This is not a grown up venue for a civilised night out. It’s a bunch of fun, extremely child friendly and somewhere to go with your mates for a big feed. It might be a good date venue; there will be plenty to talk about with Power Rangers hanging from the ceiling and a dalek lurking in the corner. Plus, if someone’s happy with getting burger sauce all over their face they could be a keeper.

We’re spoiled for choice for burger places in Bristol, and this is certainly one to tick off.

Mary x



Situated next to Tesco Express on West Street, Bedminster, on a stretch of road mostly consisting of takeaways or flats, you’d be forgiven for wandering past Mezzaluna and not paying much attention to it. I say this from personal experience; we’ve lived almost opposite for some time and never been in for food, but I am so glad we paid a visit!


It’s a family-run Mediterranean cafe/bar/restaurant, with a large menu offering traditional Turkish food, loads of pizzas and a good selection of meat & fish dishes. There are some great Turkish treats on the menu including burek and stuffed vine leaves, as well as your more standard fare of garlic breads and chicken wings. They’re also open for brunch and lunch, again with a mix of English and Mediterranean choices.

We shared a starter; Sebzeli Peynir (£4.95), which was a hot pan of roasted vegetables topped with goat’s cheese & caramelised onions. It came out piping hot and tasted great.  For mains I went for the Frutti di Mare pizza (£11.95) which was HUGE. Thin base, yummy seafood and I asked for added anchovies (the waiter said this was no problem at all, because “anything is possible!”, I liked that). Brad chose the Kiymali Pide (£8.50), which is a Turkish cross between a pizza and a calzone with cheese, slow cooked minced beef and tomatoes.
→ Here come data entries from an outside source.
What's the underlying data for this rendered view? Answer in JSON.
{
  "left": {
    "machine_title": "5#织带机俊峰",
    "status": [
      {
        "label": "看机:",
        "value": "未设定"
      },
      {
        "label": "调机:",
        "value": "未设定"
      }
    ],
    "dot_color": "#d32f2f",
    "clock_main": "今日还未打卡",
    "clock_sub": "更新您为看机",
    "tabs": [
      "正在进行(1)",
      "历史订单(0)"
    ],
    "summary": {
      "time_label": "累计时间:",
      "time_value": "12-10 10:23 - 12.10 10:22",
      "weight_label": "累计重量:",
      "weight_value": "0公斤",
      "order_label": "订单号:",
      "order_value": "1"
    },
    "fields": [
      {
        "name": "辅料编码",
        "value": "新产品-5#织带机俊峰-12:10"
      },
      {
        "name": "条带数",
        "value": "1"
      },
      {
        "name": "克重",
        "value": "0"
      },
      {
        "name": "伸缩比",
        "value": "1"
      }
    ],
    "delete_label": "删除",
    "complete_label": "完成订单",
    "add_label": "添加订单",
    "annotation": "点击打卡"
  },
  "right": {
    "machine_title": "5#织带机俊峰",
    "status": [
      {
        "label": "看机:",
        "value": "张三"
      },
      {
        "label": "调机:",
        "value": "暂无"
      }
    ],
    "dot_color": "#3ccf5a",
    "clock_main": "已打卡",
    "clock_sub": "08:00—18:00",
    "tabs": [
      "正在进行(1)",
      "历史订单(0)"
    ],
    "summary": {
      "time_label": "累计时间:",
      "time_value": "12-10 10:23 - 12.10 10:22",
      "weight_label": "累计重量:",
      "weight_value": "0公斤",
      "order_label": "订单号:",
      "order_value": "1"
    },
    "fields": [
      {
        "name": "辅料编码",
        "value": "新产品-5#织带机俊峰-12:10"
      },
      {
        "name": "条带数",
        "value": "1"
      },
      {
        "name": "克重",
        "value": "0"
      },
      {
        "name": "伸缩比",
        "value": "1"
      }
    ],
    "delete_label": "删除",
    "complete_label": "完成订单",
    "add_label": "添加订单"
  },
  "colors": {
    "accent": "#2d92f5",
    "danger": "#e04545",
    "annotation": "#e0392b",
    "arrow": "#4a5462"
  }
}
We had a bottle of Sauvignon Blanc which was about £13. There isn’t a single bottle of wine on the menu over £15 (bar sparkling ones of course) which makes for a very good value evening out!

The service is excellent – really friendly, flexible and welcoming, and there’s a relaxed ambience in the restaurant which adds to the Mediterranean feel. It was nice to sit in the window and see the sights of West Street (people watching anyway!) over a good bottle of wine and some yummy pizza.

Worth noting that they also do takeaway pizzas – a 14″ with 3 toppings for only £7.50 (collection only). Amaze!

You probably wouldn’t venture to Mezzaluna if you live further afield, but if you’re in Bedminster or live locally it’s a great option for a casual dinner. To be honest, we went with fairly low expectations. These were certainly exceeded, and we’ll definitely be back to this little gem.

Mary x